The developers of PlayerUnknown's Battlegrounds haven't been shy about accusing Epic Games of riding their bandwagon with Fortnite, and now they're taking legal action. Bluehole's PUBG Corp has confirmed that it sued Epic in South Korea this January for allegedly violating the studio's copyright with Fortnite's Battle Royale mode, particularly its interface and in-game items. We've asked Epic for comment, but it's safe to say the situation is... complicated.
Just how committed are you to the perpetually unfinished Star Citizen? Committed enough that you'd be willing to take out a loan? If so, you're in luck. Cloud Imperium has introduced a Legatus Pack that gives you 117 ships and 163 extras for $27,000 -- you need to have spent over $1,000 on game content before you can even see the product page (without talking to customer service, at least). Unless you're buying this for a team, this is the kind of purchase you usually only make if you're either filthy rich or need an outlet for your mid-life crisis.

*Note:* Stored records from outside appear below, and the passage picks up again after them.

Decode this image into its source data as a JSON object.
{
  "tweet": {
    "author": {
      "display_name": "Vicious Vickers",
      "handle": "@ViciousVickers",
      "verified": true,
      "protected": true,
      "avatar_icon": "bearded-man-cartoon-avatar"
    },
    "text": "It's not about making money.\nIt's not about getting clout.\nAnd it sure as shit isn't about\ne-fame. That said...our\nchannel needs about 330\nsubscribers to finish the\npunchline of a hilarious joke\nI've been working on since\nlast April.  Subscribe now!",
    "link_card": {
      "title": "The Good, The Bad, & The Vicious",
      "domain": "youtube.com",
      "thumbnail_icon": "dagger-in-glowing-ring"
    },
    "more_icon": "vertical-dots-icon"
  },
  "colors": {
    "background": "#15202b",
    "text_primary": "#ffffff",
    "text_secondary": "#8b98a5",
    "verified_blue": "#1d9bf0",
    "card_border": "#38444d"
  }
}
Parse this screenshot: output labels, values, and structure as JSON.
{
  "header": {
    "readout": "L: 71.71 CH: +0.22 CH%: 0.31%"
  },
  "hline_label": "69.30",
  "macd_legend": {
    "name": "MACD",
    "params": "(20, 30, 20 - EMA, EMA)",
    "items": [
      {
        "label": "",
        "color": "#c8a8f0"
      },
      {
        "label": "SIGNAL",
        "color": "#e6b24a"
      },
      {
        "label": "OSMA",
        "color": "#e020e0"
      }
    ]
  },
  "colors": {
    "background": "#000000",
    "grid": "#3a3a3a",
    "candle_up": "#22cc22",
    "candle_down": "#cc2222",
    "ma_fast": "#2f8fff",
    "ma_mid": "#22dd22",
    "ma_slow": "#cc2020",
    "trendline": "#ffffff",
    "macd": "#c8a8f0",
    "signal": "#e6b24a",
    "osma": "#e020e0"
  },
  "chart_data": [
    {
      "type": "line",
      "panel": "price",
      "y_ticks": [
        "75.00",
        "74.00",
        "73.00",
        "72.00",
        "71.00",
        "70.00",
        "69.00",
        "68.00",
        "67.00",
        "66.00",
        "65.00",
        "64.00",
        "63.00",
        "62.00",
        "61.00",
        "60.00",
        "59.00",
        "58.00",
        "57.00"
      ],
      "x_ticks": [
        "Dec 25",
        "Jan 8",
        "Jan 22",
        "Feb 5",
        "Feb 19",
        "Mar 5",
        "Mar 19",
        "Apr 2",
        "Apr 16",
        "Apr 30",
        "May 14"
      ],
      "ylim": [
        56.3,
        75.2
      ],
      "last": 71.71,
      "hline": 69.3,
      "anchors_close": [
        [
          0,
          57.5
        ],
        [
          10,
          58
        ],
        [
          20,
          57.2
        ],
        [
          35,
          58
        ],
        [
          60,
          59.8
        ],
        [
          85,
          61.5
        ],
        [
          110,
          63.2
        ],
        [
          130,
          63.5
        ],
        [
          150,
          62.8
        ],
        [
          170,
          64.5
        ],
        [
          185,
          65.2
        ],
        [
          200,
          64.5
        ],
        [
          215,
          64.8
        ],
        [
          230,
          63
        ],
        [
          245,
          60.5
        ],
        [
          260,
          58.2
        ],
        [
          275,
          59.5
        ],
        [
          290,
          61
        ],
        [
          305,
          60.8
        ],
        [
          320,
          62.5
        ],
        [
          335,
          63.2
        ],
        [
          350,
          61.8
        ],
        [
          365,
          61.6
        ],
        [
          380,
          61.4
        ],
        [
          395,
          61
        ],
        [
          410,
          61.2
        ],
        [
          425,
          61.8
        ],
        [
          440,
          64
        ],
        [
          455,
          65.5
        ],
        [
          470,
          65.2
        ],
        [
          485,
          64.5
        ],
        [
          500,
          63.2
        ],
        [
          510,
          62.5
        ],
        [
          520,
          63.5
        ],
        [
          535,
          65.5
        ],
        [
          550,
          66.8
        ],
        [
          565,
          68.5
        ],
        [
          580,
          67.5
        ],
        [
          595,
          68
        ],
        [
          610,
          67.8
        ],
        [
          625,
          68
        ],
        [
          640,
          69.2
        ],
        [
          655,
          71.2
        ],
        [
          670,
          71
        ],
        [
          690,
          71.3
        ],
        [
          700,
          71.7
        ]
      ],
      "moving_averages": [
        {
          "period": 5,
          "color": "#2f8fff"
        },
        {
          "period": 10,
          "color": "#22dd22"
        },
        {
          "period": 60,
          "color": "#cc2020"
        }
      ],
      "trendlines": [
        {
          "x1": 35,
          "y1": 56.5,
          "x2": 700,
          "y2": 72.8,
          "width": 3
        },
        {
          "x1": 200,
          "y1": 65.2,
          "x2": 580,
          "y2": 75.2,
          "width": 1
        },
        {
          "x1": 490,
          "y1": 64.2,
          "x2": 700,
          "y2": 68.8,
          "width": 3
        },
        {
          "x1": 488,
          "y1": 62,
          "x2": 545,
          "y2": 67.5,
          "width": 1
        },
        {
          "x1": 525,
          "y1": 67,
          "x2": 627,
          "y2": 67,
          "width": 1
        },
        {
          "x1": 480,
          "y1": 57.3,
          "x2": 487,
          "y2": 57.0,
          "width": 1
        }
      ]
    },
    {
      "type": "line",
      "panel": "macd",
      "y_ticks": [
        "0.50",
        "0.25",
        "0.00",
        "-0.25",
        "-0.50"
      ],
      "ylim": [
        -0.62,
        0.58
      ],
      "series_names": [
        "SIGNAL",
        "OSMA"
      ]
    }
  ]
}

It's not a Nintendo, Sony or Microsoft console for a change. It's a dedicated portable game console: one that only plays Oregon Trail. First, Ben takes apart a store-bought game to find out how it runs. Then, Felix the sudo Sergeant steps in with his Linux knowledge to communicate with the hardware using the i2c protocol so that they can hack away at the eeprom. What hardware do you want to see the team teardown? Have you modified anything yourself? Let the team know over on the element14 Community.
The game industry has lost one of its most influential early figures. Ted Dabney, who co-founded Atari along with Nolan Bushnell, has died after deciding against treatment for esophageal cancer. He and Bushnell created Atari's predecessor Syzygy in 1971 and produced Computer Space, the first commercially available arcade game. They then used that experience as the launching pad for Atari and, along with developer Al Alcorn, released the iconic game Pong in 1972.